Park Ridge Youth Campus redevelopment could displace history center
The future of Solomon Cottage, which houses the Park Ridge Historical Society, remains in doubt as a developer has proposed homes on the site at 733 N. Prospect Ave. | Jennifer Johnson~Sun-Times Media
Updated: September 3, 2012 6:18AM
PARK RIDGE — The future of a historic Park Ridge building remains in doubt as efforts to redevelop the property upon which it is located begin to take shape.
Solomon Cottage, which stands on the grounds of the Park Ridge Youth Campus, 733 N. Prospect Ave., was the first building constructed on the campus in 1908 and now houses the Park Ridge Historical Society’s History Center. It is also on a 4-acre section of campus property that a developer is planning to purchase for the construction of 23 new homes.
Historical Society President Paul Adlaf declined to comment on the status of the building or where the Historical Society might end up, but a message on the organization’s website states that members “continue to monitor developments” and are “compiling a list of potential alternate locations for the History Center, preferably historic sites and reasonably close to the center of town.”
Developer Mark Elliott, of Elliott Builders, the prospective purchaser of the land on which Solomon Cottage stands, indicated that plans for the cottage have not been finalized.
“We’re looking at a couple of different options, but we haven’t decided what might happen with it,” he said.
The Park Ridge Recreation and Park District, which is hoping to purchase the remaining 6.85-acres of the Youth Campus if voters approve a referendum in November, has had meetings with Historical Society representatives regarding the building, said Gayle Mountcastle, executive director of the Park District.
“They are interested in saving (Solomon Cottage),” Mountcastle said, explaining that she advised Adlaf to submit a proposal to the Park District. “We’re in the information-gathering stage and we’re open to listening if they have a proposal for wanting to keep it on our property.”
The Park Ridge Historical Society relocated to Solomon Cottage in 2009 after 25 years inside a privately owned home at 41 Prairie Ave. The move, Adlaf said at the time, was largely driven by cost, particularly property taxes.
Solomon Cottage was named in recognition of Hannah Greenebaum Solomon, who according to the Youth Campus led a financial-reorganization effort of the Illinois Industrial School for Girls, as the Youth Campus was once known.
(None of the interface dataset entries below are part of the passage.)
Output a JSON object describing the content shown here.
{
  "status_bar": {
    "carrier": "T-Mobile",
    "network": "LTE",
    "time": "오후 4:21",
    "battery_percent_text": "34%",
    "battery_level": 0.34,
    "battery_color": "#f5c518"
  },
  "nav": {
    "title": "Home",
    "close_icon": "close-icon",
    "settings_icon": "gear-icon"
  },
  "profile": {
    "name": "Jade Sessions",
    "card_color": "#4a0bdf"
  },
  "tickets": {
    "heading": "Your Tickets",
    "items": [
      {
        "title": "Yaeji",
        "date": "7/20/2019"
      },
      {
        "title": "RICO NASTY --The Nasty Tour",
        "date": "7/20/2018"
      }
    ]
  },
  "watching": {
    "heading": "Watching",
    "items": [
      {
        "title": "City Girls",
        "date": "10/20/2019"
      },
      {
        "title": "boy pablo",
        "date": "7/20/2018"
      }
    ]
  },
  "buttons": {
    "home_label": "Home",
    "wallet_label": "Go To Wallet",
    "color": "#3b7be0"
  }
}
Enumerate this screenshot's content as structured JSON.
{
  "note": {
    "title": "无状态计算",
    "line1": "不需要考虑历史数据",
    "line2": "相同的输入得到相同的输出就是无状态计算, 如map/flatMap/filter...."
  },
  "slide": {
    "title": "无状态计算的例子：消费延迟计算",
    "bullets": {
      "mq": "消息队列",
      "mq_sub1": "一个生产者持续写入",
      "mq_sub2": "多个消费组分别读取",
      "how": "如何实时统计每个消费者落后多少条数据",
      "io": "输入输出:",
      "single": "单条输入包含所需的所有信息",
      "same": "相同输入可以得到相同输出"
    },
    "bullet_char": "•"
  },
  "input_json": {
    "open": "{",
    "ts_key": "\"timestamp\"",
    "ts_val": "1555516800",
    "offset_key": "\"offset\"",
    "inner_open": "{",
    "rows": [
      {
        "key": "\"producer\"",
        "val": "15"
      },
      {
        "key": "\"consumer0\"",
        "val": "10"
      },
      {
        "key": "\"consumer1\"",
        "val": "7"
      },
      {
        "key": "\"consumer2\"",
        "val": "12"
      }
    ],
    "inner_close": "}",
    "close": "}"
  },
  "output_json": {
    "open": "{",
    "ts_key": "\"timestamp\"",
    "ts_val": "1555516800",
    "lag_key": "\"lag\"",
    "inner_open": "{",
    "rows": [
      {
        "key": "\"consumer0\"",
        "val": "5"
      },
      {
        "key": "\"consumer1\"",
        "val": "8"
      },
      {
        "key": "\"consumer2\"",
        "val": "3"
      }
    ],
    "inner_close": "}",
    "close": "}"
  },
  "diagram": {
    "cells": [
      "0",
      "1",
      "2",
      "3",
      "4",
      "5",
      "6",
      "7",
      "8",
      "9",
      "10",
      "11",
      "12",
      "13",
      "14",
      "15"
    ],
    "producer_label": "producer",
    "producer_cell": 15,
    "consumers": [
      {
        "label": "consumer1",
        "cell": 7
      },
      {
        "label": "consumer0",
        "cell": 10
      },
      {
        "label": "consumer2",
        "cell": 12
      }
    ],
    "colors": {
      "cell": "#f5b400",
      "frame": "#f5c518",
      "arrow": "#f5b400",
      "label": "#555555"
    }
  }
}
Solomon served on the school’s board with Jane Addams, founder of Chicago’s Hull House, according to the Youth Campus.
Solomon, was also the founder and first president of the National Council of Jewish Women, a faith-based advocacy organization that remains active today with headquarters in New York, N.Y., and offices in Washington, D.C., and Jerusalem.
In 1998, buildings on the Park Ridge Youth Campus property were added to the National Register of Historic Places, information from the federal agency states. According to the application for historic designation, funding for the construction of the one-story Solomon Cottage was provided by businessman Julius Rosenwald, of Sears Roebuck & Company.
Judy Barclay, chairwoman of the Park Ridge Historic Preservation Commission and an active participant in the Kalo Foundation, which saved Iannelli Studios from the wrecking ball by purchasing it, said she would like to see Solomon Cottage remain standing, but acknowledged that she is unaware of any community efforts to preserve it.
“Landmarks Illinois called me. They said, ‘What you doing?’ I said unless the Historical Society steps up and says, ‘Help us save this site,’ what can we do?” Barclay said. “Nobody seems to want to save it and it’s a shame. It’s very much a part of our community.”
The developer could also benefit from keeping Solomon Cottage standing because tax breaks are available for historically designated structures, Barclay said.
If the referendum passes, the Park Ridge Recreation and Park District is planning to maintain three early-20th-century buildings on the campus: Wohlers Hall, constructed in 1910 and originally known as Straut School of Domestic Economy; Buck Hall, a two-story school building constructed in 1914; and either Illinois Cottage or Talcott Cottage, though Mountcastle indicated that Illinois is the likely candidate. Illinois Cottage was built in 1914.